Alleged Factual Investigation
Shannon Valley also contends that the district court acted improperly in noting on the record that “Richards was the president of [Store Six] from November the 19th, 2007, until December 8th, 2014” and that “[it] does appear that there was a falling out between he and his former employer.” Specifically, Shannon Valley argues that it was inappropriate for the district court to have “reviewed the court files and does note that there is 16CV4928, which is a lawsuit between Mr. Richards and his employer.” According to Shannon Valley, “[t]he only conclusion that can be drawn from this exercise is the Court had doubts about the veracity of some or all of Mr. Richards' testimony, and prior to making its findings of fact undertook its own research ․”
On appeal, we have unlimited review over allegations of judicial misconduct. State v. Cheever, 304 Kan. 866, 896, 375 P.3d 979 (2016). Moreover, the party alleging judicial misconduct bears the burden of establishing the misconduct occurred and that the misconduct prejudiced the party's substantial rights. State v. Hudgins, 301 Kan. 629, 637-38, 346 P.3d 1062 (2015). If a proper and reasonable construction will render the conduct unobjectionable, it is not prejudicial. Hudgins, 301 Kan. at 638.
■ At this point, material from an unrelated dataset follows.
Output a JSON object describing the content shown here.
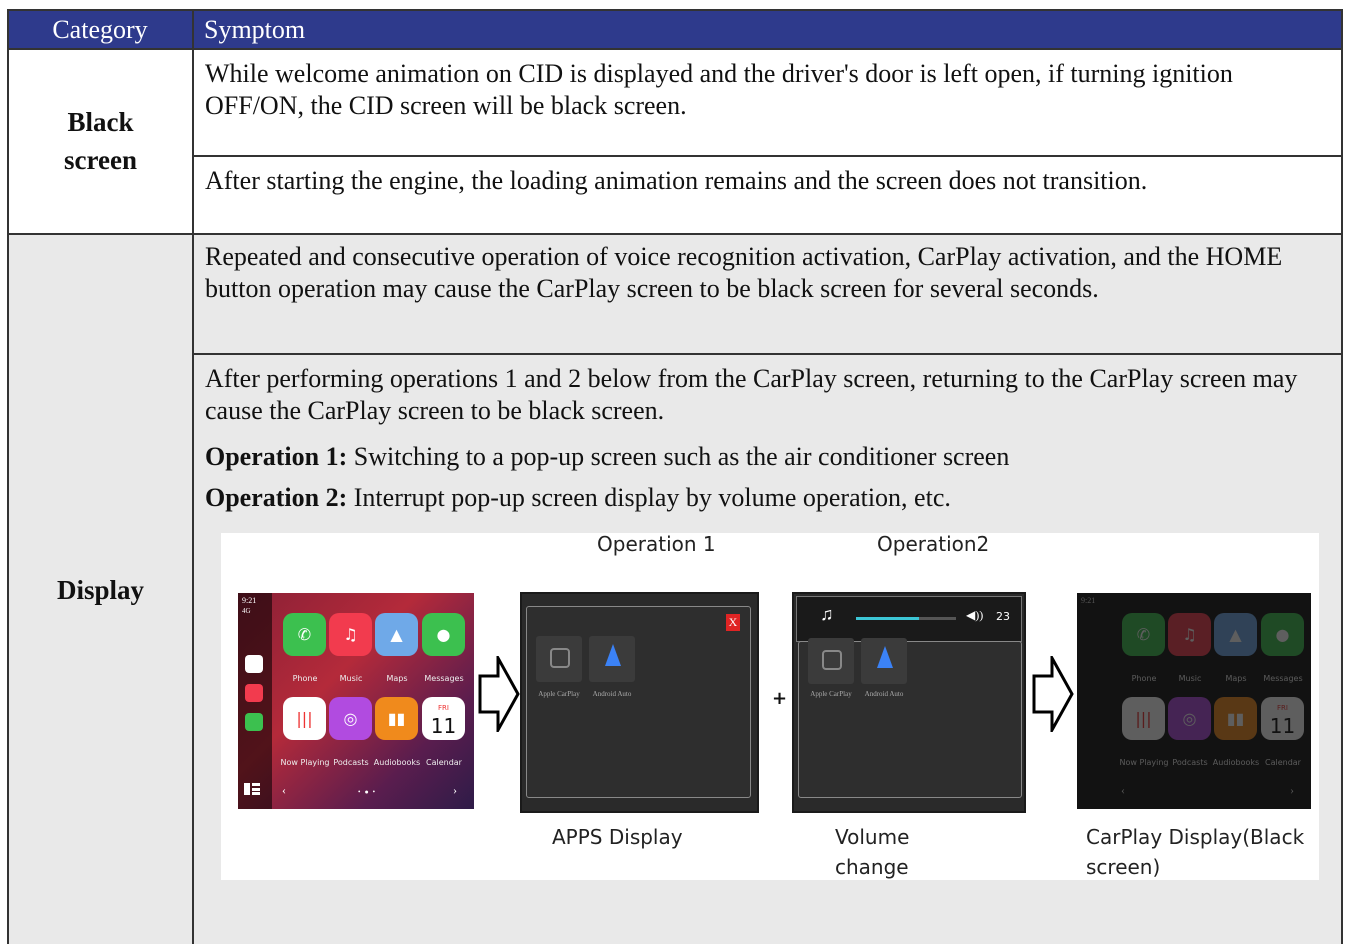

Shannon Valley attempts to analogize this situation with that of a juror bringing outside information to a jury deliberation room. However, there is no allegation that the district court reviewed the allegations in Richards' lawsuit against his former employer. Hence, as in Hudgins, the district court's actions could be construed as nothing more than a taking of judicial notice of a public record of a pending judicial proceeding. Although perhaps it would have been better had the district court resisted the temptation to look up the pending action, we do not find such an act to rise to the level of judicial misconduct under the circumstances presented in this case.
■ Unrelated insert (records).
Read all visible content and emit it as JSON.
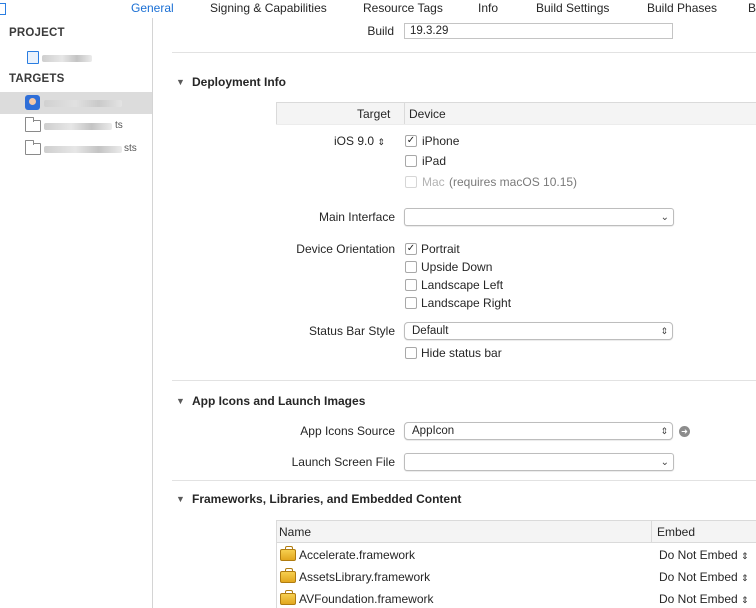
{
  "tabs": [
    "General",
    "Signing & Capabilities",
    "Resource Tags",
    "Info",
    "Build Settings",
    "Build Phases",
    "B"
  ],
  "sidebar": {
    "project_header": "PROJECT",
    "targets_header": "TARGETS",
    "items": [
      {
        "label_fragment": "",
        "icon": "project-icon"
      },
      {
        "label_fragment": "",
        "icon": "app-target-icon"
      },
      {
        "label_fragment": "ts",
        "icon": "test-target-icon"
      },
      {
        "label_fragment": "sts",
        "icon": "test-target-icon"
      }
    ]
  },
  "identity": {
    "build_label": "Build",
    "build_value": "19.3.29"
  },
  "deployment": {
    "title": "Deployment Info",
    "target_col": "Target",
    "device_col": "Device",
    "ios_version": "iOS 9.0",
    "devices": [
      {
        "label": "iPhone",
        "checked": true,
        "disabled": false,
        "note": ""
      },
      {
        "label": "iPad",
        "checked": false,
        "disabled": false,
        "note": ""
      },
      {
        "label": "Mac",
        "checked": false,
        "disabled": true,
        "note": "(requires macOS 10.15)"
      }
    ],
    "main_interface_label": "Main Interface",
    "main_interface_value": "",
    "orientation_label": "Device Orientation",
    "orientations": [
      {
        "label": "Portrait",
        "checked": true
      },
      {
        "label": "Upside Down",
        "checked": false
      },
      {
        "label": "Landscape Left",
        "checked": false
      },
      {
        "label": "Landscape Right",
        "checked": false
      }
    ],
    "status_bar_label": "Status Bar Style",
    "status_bar_value": "Default",
    "hide_status_bar": {
      "label": "Hide status bar",
      "checked": false
    }
  },
  "app_icons": {
    "title": "App Icons and Launch Images",
    "source_label": "App Icons Source",
    "source_value": "AppIcon",
    "launch_label": "Launch Screen File",
    "launch_value": ""
  },
  "frameworks": {
    "title": "Frameworks, Libraries, and Embedded Content",
    "name_col": "Name",
    "embed_col": "Embed",
    "rows": [
      {
        "name": "Accelerate.framework",
        "embed": "Do Not Embed"
      },
      {
        "name": "AssetsLibrary.framework",
        "embed": "Do Not Embed"
      },
      {
        "name": "AVFoundation.framework",
        "embed": "Do Not Embed"
      }
    ]
  },
  "colors": {
    "accent": "#1a6fd4",
    "selection": "#dcdcdc"
  }
}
A review of the record reveals that there were inconsistencies between Richards' testimony and that of others who were present at the March 2014 meeting between the parties. In fact, it appears that everyone who was present at the meeting—except Richards—recalled the alleged “prohibited use” of Shannon Valley leasing space to a thrift store was discussed at the meeting. Thus, there is substantial evidence in the record upon which a reasonable person could have questioned Richards' credibility regardless of whether he had filed a lawsuit against his former employer—Store Six.
Furthermore, we conclude that Shannon Valley has shown no prejudice in light of the fact that there is evidence in the record in this case—specifically in the way of deposition testimony that was entered into evidence at trial—regarding the existence of a lawsuit between Richards and Store Six. See State v. Anderson, 243 Kan. 677, 679, 763 P.2d 597 (1988). There is also evidence in the record regarding the relationship between Richards and his former employer that allegedly led to his termination. In fact, Richards himself testified that the separation between he and his former employer was not amicable. Thus, we conclude that Shannon Valley has failed to demonstrate how the district court's opinion on Richards' credibility, in the face of numerous exhibits and deposition testimony contrary to his position, prejudiced its rights.